The New York Giants (1-5) and Philadelphia Eagles (1-4-1) are set to kick off at 8:20 p.m. ET on Fox and the NFL Network, as well as streaming on Amazon. While both are bad teams this year, a fierce NFC East rivalry will batter viewership in the country’s largest media market.
Historically, presidential debates are not accustomed to sharing the stage with pro sports. (Carter-Reagan was on a Tuesday and aired without any NFL competition. And Bush-Clinton-Perot 2 squared off on a Thursday — before NFL games aired on Thursday nights.)
But the first Clinton-Trump debate was able to achieve record viewership despite NFL competition. The political showdown happened on a Monday, when eight million TV viewers instead watched Atlanta Falcons played the New Orleans Saints on ESPN’s “Monday Night Football.” Though “Monday Night Football” is a highly rated property, cable still has a lower delivery (and less accessibility) than broadcast TV.

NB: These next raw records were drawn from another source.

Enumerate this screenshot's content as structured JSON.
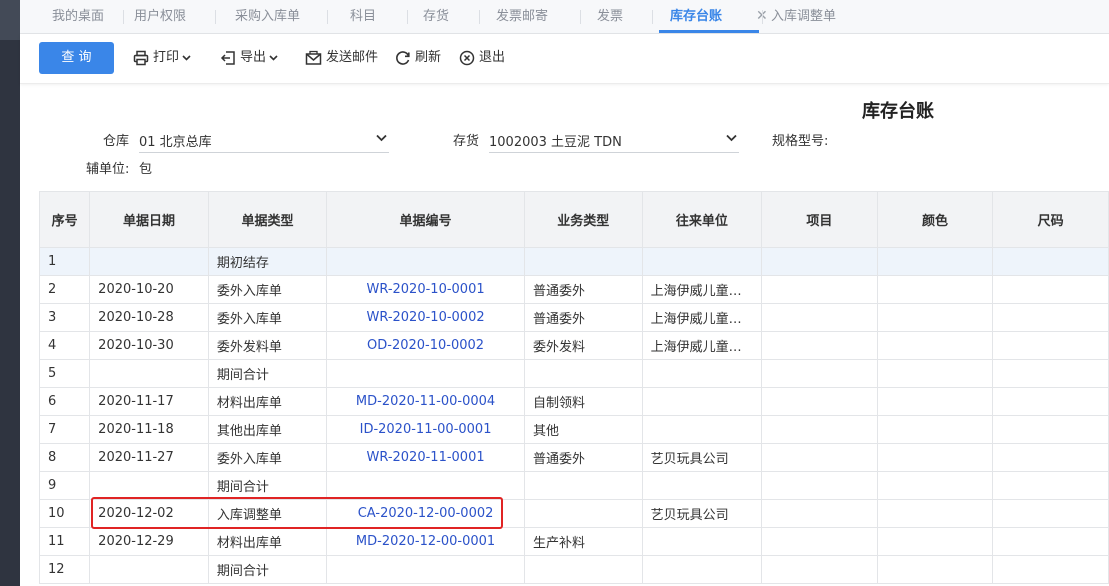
{
  "tabs": [
    {
      "label": "我的桌面"
    },
    {
      "label": "用户权限"
    },
    {
      "label": "采购入库单"
    },
    {
      "label": "科目"
    },
    {
      "label": "存货"
    },
    {
      "label": "发票邮寄"
    },
    {
      "label": "发票"
    },
    {
      "label": "库存台账"
    },
    {
      "label": "入库调整单"
    }
  ],
  "toolbar": {
    "query": "查 询",
    "print": "打印",
    "export": "导出",
    "email": "发送邮件",
    "refresh": "刷新",
    "exit": "退出"
  },
  "page": {
    "title": "库存台账"
  },
  "filters": {
    "warehouse_label": "仓库",
    "warehouse_value": "01 北京总库",
    "inventory_label": "存货",
    "inventory_value": "1002003 土豆泥 TDN",
    "spec_label": "规格型号:",
    "aux_unit_label": "辅单位:",
    "aux_unit_value": "包"
  },
  "table": {
    "headers": [
      "序号",
      "单据日期",
      "单据类型",
      "单据编号",
      "业务类型",
      "往来单位",
      "项目",
      "颜色",
      "尺码"
    ],
    "rows": [
      [
        "1",
        "",
        "期初结存",
        "",
        "",
        "",
        "",
        "",
        ""
      ],
      [
        "2",
        "2020-10-20",
        "委外入库单",
        "WR-2020-10-0001",
        "普通委外",
        "上海伊威儿童…",
        "",
        "",
        ""
      ],
      [
        "3",
        "2020-10-28",
        "委外入库单",
        "WR-2020-10-0002",
        "普通委外",
        "上海伊威儿童…",
        "",
        "",
        ""
      ],
      [
        "4",
        "2020-10-30",
        "委外发料单",
        "OD-2020-10-0002",
        "委外发料",
        "上海伊威儿童…",
        "",
        "",
        ""
      ],
      [
        "5",
        "",
        "期间合计",
        "",
        "",
        "",
        "",
        "",
        ""
      ],
      [
        "6",
        "2020-11-17",
        "材料出库单",
        "MD-2020-11-00-0004",
        "自制领料",
        "",
        "",
        "",
        ""
      ],
      [
        "7",
        "2020-11-18",
        "其他出库单",
        "ID-2020-11-00-0001",
        "其他",
        "",
        "",
        "",
        ""
      ],
      [
        "8",
        "2020-11-27",
        "委外入库单",
        "WR-2020-11-0001",
        "普通委外",
        "艺贝玩具公司",
        "",
        "",
        ""
      ],
      [
        "9",
        "",
        "期间合计",
        "",
        "",
        "",
        "",
        "",
        ""
      ],
      [
        "10",
        "2020-12-02",
        "入库调整单",
        "CA-2020-12-00-0002",
        "",
        "艺贝玩具公司",
        "",
        "",
        ""
      ],
      [
        "11",
        "2020-12-29",
        "材料出库单",
        "MD-2020-12-00-0001",
        "生产补料",
        "",
        "",
        "",
        ""
      ],
      [
        "12",
        "",
        "期间合计",
        "",
        "",
        "",
        "",
        "",
        ""
      ]
    ]
  },
  "colors": {
    "accent": "#3a86e8",
    "link": "#2b52c9",
    "highlight": "#e02424"
  }
}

That NFC South rivalry game plummeted in viewership from the prior week (-34%) and year (-41%), despite Falcons-Saints being a relatively close and high-scoring affair. In fact, the game was the least-watched “MNF” of that season.
Tonight’s superior media markets and over-the-air delivery system for the football should make it outperform the 2016 cable contest, but the way sports ratings are struggling these days, while we’d bet on it, the house isn’t on the table. (Speaking of which, sports book BetOnline.ag has the Over/Under for Trump-Biden 2 viewers at 67.5 million, which would place it 7th all-time.)

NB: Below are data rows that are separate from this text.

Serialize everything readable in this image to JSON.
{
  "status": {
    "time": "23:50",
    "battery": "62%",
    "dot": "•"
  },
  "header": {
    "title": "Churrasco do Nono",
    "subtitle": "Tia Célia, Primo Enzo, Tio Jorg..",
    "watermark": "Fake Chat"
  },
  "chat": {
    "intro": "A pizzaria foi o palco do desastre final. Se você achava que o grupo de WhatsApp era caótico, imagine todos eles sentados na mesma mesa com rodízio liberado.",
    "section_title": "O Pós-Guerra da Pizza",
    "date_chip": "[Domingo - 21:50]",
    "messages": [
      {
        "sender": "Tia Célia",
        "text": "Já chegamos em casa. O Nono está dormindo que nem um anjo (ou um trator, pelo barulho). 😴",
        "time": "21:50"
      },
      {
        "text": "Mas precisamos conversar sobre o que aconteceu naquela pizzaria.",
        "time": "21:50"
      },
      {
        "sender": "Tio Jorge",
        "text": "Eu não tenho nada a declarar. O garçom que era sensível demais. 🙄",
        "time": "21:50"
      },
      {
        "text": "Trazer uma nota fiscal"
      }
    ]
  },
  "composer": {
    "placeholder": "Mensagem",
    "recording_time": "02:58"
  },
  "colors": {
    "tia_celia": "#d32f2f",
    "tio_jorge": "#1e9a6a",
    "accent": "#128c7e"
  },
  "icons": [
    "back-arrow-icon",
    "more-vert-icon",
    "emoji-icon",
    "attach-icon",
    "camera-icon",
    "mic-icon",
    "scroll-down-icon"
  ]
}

Either way, while the second Trump-Biden debate will sack Thursday’s NFL audience, a few million potential debate viewers (like this writer and former Giants season-ticket holder) will pick the pigskin.
Finally, even if there are still (somehow) some undecided voters this close to Election Day, according to The Washington Post, at least 42.1 million Americans have already cast their vote, which is on pace to shatter early voting records. In other words, any of those people who tune in to the debate tonight are doing so simply for entertainment purposes. We’re not denying the entertainment value of the insanity, but anyone who has already cast their ballot can confidently avoid the circus if they so choose.
Trump-Biden 2 begins Thursday at 9 p.m. ET. We’ll get our first taste of TV ratings for the broadcast stations around 11 a.m. ET on Friday. A few hours later, cable and then final Nielsen numbers will come in.
The Nashville, Tennessee, debate is being moderated by NBC News White House Correspondent Kristen Welker. Good luck to her.